100 years ago today (March 25th, 1913), after a week that saw high winds, falling temperatures and heavy rains, Dayton Police sounded sirens, warning residents of a weakening levee system. Estimates say the river was flowing at an unprecedented 100,000 cubic feet per second.

Soon after, Dayton streets began to flood, and levees on the city’s south side began to fail.  When they gave way, a wall of water rushed through the city, killing more 700 people – 300 in the city of Dayton, and more than 400 in other parts of the state.  1400 horses and some 2000 other domestic animals died in flood.

It took about a year to clean up the devastation downtown, but out of the disaster came a flood control system that changed the world.
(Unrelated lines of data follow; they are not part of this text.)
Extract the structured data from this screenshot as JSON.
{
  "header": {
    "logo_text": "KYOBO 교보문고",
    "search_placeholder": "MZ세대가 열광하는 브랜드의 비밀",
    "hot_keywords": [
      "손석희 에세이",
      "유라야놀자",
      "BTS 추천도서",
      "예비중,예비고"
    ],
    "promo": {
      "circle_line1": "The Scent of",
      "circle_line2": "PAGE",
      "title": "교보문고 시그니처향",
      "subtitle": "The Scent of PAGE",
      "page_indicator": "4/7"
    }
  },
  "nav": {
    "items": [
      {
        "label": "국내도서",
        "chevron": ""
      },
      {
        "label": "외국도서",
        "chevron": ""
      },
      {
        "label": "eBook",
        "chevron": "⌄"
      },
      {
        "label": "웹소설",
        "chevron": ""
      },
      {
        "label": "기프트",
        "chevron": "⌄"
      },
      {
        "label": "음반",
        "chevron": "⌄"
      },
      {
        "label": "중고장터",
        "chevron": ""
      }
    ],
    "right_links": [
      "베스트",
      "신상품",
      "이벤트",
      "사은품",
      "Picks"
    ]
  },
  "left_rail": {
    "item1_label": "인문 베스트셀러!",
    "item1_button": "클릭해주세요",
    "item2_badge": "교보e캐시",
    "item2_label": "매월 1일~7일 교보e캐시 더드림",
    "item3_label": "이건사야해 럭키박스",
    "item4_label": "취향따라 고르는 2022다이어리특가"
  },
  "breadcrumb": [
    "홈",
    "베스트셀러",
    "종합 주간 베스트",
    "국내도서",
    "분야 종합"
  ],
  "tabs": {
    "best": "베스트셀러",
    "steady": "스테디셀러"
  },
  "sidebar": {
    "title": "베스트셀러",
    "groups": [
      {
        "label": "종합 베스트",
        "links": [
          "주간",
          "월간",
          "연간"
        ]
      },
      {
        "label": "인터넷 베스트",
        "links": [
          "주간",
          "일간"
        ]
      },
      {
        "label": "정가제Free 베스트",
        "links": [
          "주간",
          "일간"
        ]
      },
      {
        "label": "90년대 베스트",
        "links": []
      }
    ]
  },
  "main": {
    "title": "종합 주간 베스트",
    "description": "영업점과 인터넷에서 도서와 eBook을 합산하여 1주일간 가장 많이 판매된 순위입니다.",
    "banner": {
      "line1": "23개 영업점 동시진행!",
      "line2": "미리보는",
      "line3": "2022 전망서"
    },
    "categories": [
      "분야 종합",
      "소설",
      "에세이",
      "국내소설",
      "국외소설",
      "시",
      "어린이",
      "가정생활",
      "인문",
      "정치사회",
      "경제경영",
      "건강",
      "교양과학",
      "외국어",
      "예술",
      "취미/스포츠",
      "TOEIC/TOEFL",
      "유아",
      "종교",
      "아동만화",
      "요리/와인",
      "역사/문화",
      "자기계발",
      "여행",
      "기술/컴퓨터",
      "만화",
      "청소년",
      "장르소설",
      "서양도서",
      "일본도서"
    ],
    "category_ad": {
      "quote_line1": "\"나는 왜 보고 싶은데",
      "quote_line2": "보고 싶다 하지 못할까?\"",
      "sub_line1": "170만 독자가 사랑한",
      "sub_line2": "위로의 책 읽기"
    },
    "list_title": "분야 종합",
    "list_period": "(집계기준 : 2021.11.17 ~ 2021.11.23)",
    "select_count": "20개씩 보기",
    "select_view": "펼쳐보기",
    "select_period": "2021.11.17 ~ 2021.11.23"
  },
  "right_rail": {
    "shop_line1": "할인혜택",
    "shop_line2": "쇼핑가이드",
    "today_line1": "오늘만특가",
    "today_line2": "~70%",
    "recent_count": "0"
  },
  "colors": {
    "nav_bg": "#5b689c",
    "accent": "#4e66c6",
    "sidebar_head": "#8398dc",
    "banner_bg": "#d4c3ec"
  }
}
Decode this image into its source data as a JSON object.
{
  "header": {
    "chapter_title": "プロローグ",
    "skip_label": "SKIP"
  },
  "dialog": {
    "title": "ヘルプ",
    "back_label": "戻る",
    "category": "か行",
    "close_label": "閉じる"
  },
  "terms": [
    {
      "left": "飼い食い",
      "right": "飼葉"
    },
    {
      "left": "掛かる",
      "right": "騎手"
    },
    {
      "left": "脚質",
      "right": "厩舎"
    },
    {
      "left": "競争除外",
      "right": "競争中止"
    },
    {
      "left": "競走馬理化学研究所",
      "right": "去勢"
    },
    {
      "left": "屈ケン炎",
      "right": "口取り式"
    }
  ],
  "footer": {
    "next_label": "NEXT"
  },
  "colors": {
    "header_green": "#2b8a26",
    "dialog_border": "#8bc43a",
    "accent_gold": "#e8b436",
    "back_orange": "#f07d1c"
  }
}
With more than 2 million dollars raised from the Citizens’ Relief Commission, the city hired Arthur Morgan and a team of 50 engineers to work on the project. Morgan was given full control of the project with the mandate that Dayton never flood again.

As president of the newly formed Miami Conservancy District, Morgan restored the natural course of the Great Miami, removing any homes and business that were in its way, and oversaw the construction of the Germantown, Englewood, Huffman, Taylorsville, and Lockington Dams.  All Five work in concert to control water in heavy rain cycles and keep the city of Dayton from flooding.

Jerry Kenney was introduced to WYSO by a friend and within a year of first tuning in became an avid listener and supporter. He began volunteering at the station in 1991 and began hosting Alpha Rhythms in February of 1992. Jerry joined the WYSO staff in 2007 as a host of All Things Considered and soon transitioned into hosting Morning Edition. In addition to now hosting All Things Considered, Jerry is the host and producer of WYSO Weekend, WYSO's weekly news and arts magazine. He has also produced several radio dramas for WYSO in collaboration with local theater companies. Jerry has won several Ohio AP awards as well as an award from PRINDI for his work with the WYSO news department. Jerry says that the best part of his job is being able to talk to people in the community and share their experiences with WYSO listeners.